So Where’s My Titan Quest Console Review?
The Question That At Least 8 Of You Are Asking!
I’m that guy that won’t shut up about Titan Quest, the 12 year old action RPG first created by Iron Lore and THQ, and now developed by THQNordic, Black Forest Games, and Pieces Interactive. Oh and there’s a mobile version made by DotEmu, too.
How many other old games have that many development teams looking after them?
It launched on Xbox One and PS4 earlier this year, and just recently on the Switch. At one time, I called it one of the essential games you must play.
So why haven’t I written a review of the console versions?
Firstly, I sort of bought all three versions. I wanted to see how the game ran across the different platforms, and even though the Switch version launched for $40 at a time when the others are all less than $20…I still bought that one too.
But I haven’t managed to actually finish the game on any of those machines yet, and with rare exception, I like to finish games before I write something I call a review.
Secondly, the game has received a number of patches in the last few months, and they’ve done great things for its performance, general bugginess, and gameplay. They’ve added further refinements to the user interface and fixed a number of issues present in the initial release. And the Switch version launched with most of these fixes intact.
Thirdly…the changes made to the console versions are a little bit baffling?

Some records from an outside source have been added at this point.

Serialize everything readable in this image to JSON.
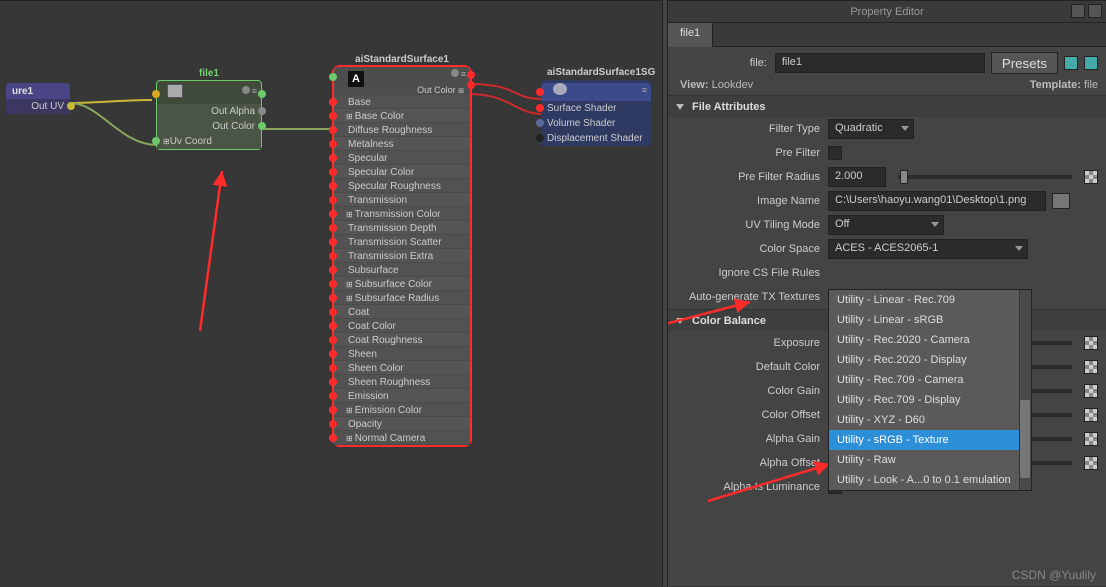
{
  "graph": {
    "nodes": {
      "place2d": {
        "title": "ure1",
        "outs": [
          "Out UV"
        ]
      },
      "file": {
        "title": "file1",
        "outs": [
          "Out Alpha",
          "Out Color"
        ],
        "ins": [
          "Uv Coord"
        ]
      },
      "surface": {
        "title": "aiStandardSurface1",
        "out": "Out Color",
        "attrs": [
          "Base",
          "Base Color",
          "Diffuse Roughness",
          "Metalness",
          "Specular",
          "Specular Color",
          "Specular Roughness",
          "Transmission",
          "Transmission Color",
          "Transmission Depth",
          "Transmission Scatter",
          "Transmission Extra Roughness",
          "Subsurface",
          "Subsurface Color",
          "Subsurface Radius",
          "Coat",
          "Coat Color",
          "Coat Roughness",
          "Sheen",
          "Sheen Color",
          "Sheen Roughness",
          "Emission",
          "Emission Color",
          "Opacity",
          "Normal Camera"
        ]
      },
      "sg": {
        "title": "aiStandardSurface1SG",
        "ins": [
          "Surface Shader",
          "Volume Shader",
          "Displacement Shader"
        ]
      }
    }
  },
  "panel": {
    "title": "Property Editor",
    "tab": "file1",
    "fileLabel": "file:",
    "fileName": "file1",
    "presets": "Presets",
    "viewLabel": "View:",
    "viewValue": "Lookdev",
    "templateLabel": "Template:",
    "templateValue": "file",
    "sections": {
      "fileAttrs": "File Attributes",
      "colorBalance": "Color Balance"
    },
    "attrs": {
      "filterType": {
        "label": "Filter Type",
        "value": "Quadratic"
      },
      "preFilter": {
        "label": "Pre Filter"
      },
      "preFilterRadius": {
        "label": "Pre Filter Radius",
        "value": "2.000"
      },
      "imageName": {
        "label": "Image Name",
        "value": "C:\\Users\\haoyu.wang01\\Desktop\\1.png"
      },
      "uvTiling": {
        "label": "UV Tiling Mode",
        "value": "Off"
      },
      "colorSpace": {
        "label": "Color Space",
        "value": "ACES - ACES2065-1"
      },
      "ignoreCS": {
        "label": "Ignore CS File Rules"
      },
      "autoTX": {
        "label": "Auto-generate TX Textures"
      },
      "exposure": {
        "label": "Exposure"
      },
      "defaultColor": {
        "label": "Default Color"
      },
      "colorGain": {
        "label": "Color Gain"
      },
      "colorOffset": {
        "label": "Color Offset"
      },
      "alphaGain": {
        "label": "Alpha Gain"
      },
      "alphaOffset": {
        "label": "Alpha Offset"
      },
      "alphaLum": {
        "label": "Alpha Is Luminance"
      }
    },
    "dropdown": {
      "options": [
        "Utility - Linear - Rec.709",
        "Utility - Linear - sRGB",
        "Utility - Rec.2020 - Camera",
        "Utility - Rec.2020 - Display",
        "Utility - Rec.709 - Camera",
        "Utility - Rec.709 - Display",
        "Utility - XYZ - D60",
        "Utility - sRGB - Texture",
        "Utility - Raw",
        "Utility - Look - A...0 to 0.1 emulation"
      ],
      "selected": "Utility - sRGB - Texture"
    }
  },
  "watermark": "CSDN @Yuulily"
}
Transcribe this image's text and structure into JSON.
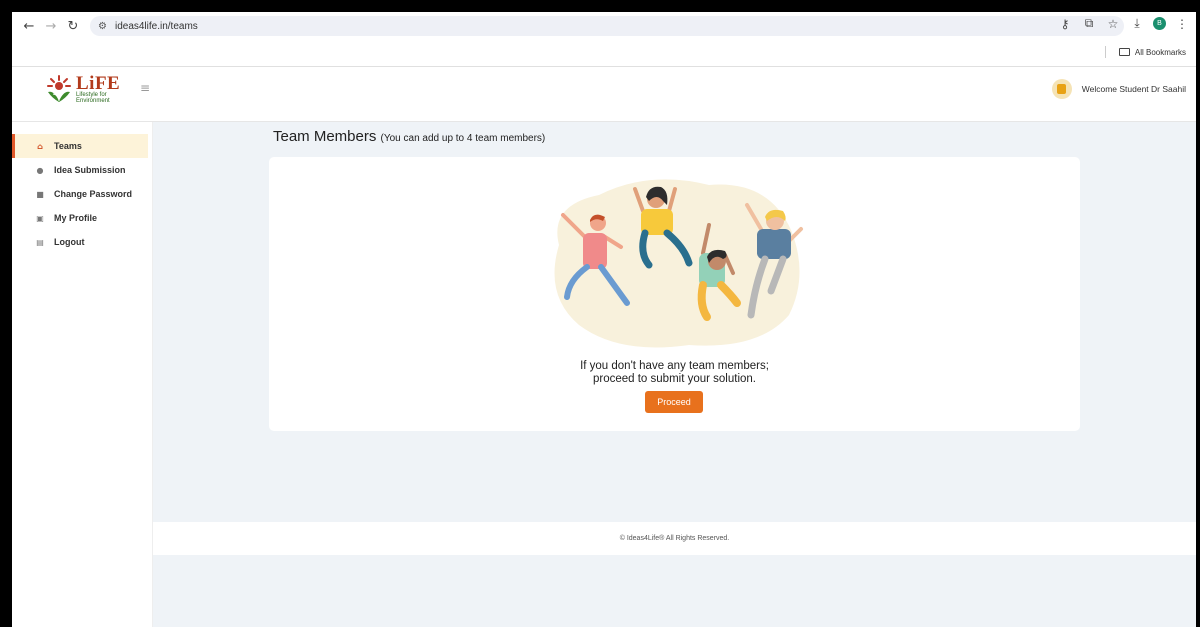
{
  "browser": {
    "url": "ideas4life.in/teams",
    "bookmarks_label": "All Bookmarks",
    "profile_initial": "B"
  },
  "header": {
    "logo_title": "LiFE",
    "logo_subtitle_1": "Lifestyle for",
    "logo_subtitle_2": "Environment",
    "welcome_text": "Welcome Student Dr Saahil"
  },
  "sidebar": {
    "items": [
      {
        "label": "Teams",
        "icon": "team-icon"
      },
      {
        "label": "Idea Submission",
        "icon": "bulb-icon"
      },
      {
        "label": "Change Password",
        "icon": "lock-icon"
      },
      {
        "label": "My Profile",
        "icon": "profile-icon"
      },
      {
        "label": "Logout",
        "icon": "logout-icon"
      }
    ]
  },
  "main": {
    "title": "Team Members",
    "title_note": "(You can add up to 4 team members)",
    "message_line1": "If you don't have any team members;",
    "message_line2": "proceed to submit your solution.",
    "proceed_label": "Proceed"
  },
  "footer": {
    "text": "© Ideas4Life® All Rights Reserved."
  },
  "colors": {
    "accent": "#e8711d",
    "active_bg": "#fdf3d9",
    "page_bg": "#eff3f7"
  }
}
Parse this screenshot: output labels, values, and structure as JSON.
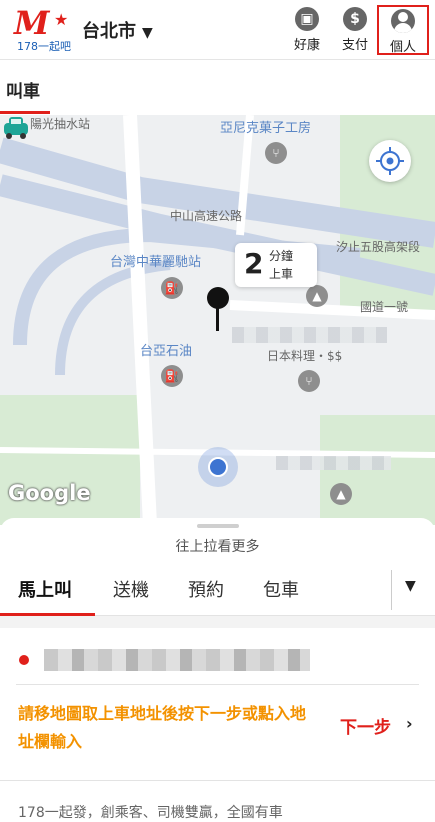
{
  "header": {
    "logo_letter": "M",
    "logo_sub": "178一起吧",
    "city": "台北市",
    "buttons": [
      {
        "label": "好康",
        "icon": "gift-icon"
      },
      {
        "label": "支付",
        "icon": "dollar-icon"
      },
      {
        "label": "個人",
        "icon": "person-icon"
      }
    ]
  },
  "page": {
    "title": "叫車"
  },
  "map": {
    "labels": {
      "station": "陽光抽水站",
      "restaurant": "亞尼克菓子工房",
      "highway": "中山高速公路",
      "elevated": "汐止五股高架段",
      "taxi_stand": "台灣中華麗馳站",
      "gas": "台亞石油",
      "japanese": "日本料理・$$",
      "national_road": "國道一號",
      "google": "Google"
    },
    "eta": {
      "number": "2",
      "unit_top": "分鐘",
      "unit_bottom": "上車"
    }
  },
  "sheet": {
    "pull_text": "往上拉看更多",
    "tabs": [
      "馬上叫",
      "送機",
      "預約",
      "包車"
    ],
    "active_tab": 0,
    "hint": "請移地圖取上車地址後按下一步或點入地址欄輸入",
    "next_label": "下一步",
    "footer": "178一起發，創乘客、司機雙贏，全國有車"
  },
  "colors": {
    "brand_red": "#e0201b",
    "hint_orange": "#f39200",
    "logo_blue": "#1b5fb5"
  }
}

Black Forest Games started with the excellent PC Anniversary Edition made by Pieces Interactive. They added a full gamepad interface, which is generally great, and overhauled the visuals, which at times look great and at others look…odd.
There’s also a number of new bugs that aren’t present in the PC release. Aside from random crashing, items that don’t always reach the ground and are thus hard to pick up, and physics that seem to animate at a slightly higher framerate than the original release…and there’s some sound issues too.
When you’re teleporting between areas, the sound will sometimes start to skip and pop. And when you leave a merchant, it plays two of their goodbye audio messages every single time. Each merchant has a handful of things they can say when you leave, selected at random. But the console versions always play two of these files over the top of each other. It’s really weird.
Oh, and a few months ago, they merged in the content from Pieces Interactive’s 2017 Ragnarok expansion…but you can’t actually buy that content on consoles yet. So you’ll see menu prompts, items, and skill trees from that expansion that aren’t accessible. There’s text in the game that says “this requires the Ragnarok expansion!” but there’s no timeframe for when that will be available on consoles.
That’s a bit sloppy, isn’t it?
I don’t think that any of the bugs are dealbreakers, and I think the new graphics generally look good…but I thought I’d give the game a little more time to see if this stuff gets smoothed out before I finally weighed in. The team is at Gamescom right now, and they’ve been very responsive online. I think they have one more patch planned for release soon, so hopefully it fixes some of these last issues.
Titan Quest is still a great game, and I’ll finally finish one of these new releases this week and weigh in on it. But I can’t help but ponder some of the weirdness going on here.
Did Black Forest Games have to make significant changes to the game to get it running on consoles, and in so doing cause these new issues? How did they get splitscreen working well when the game’s original team (now working on Grim Dawn, using the same base engine) has gone on the record saying that would be a herculean task in that engine? Why does the Xbox One X version allow users to turn off 4K rendering and enforce a 30FPS cap when the game seems to hold pretty well at 4K/60FPS in its default settings?
My gut instinct that could be entirely wrong is that Black Forest had to bring a significant coding effort to the game in a very limited timeframe, rather than just going for the straight port that the mobile version had. It almost feels like they’re running it on a whole new codebase/engine that uses their in-house technology, and although in the long-run I think it’ll be great…right now it still feels about 95 percent done.
I’m happy that Titan Quest is getting all this love in 2018, and happy that Grim Dawn is getting so much attention and continued development. If you’d told me 5 years ago that the Iron Lore engine/games were coming back in a big way, I’d have laughed and walked away from you.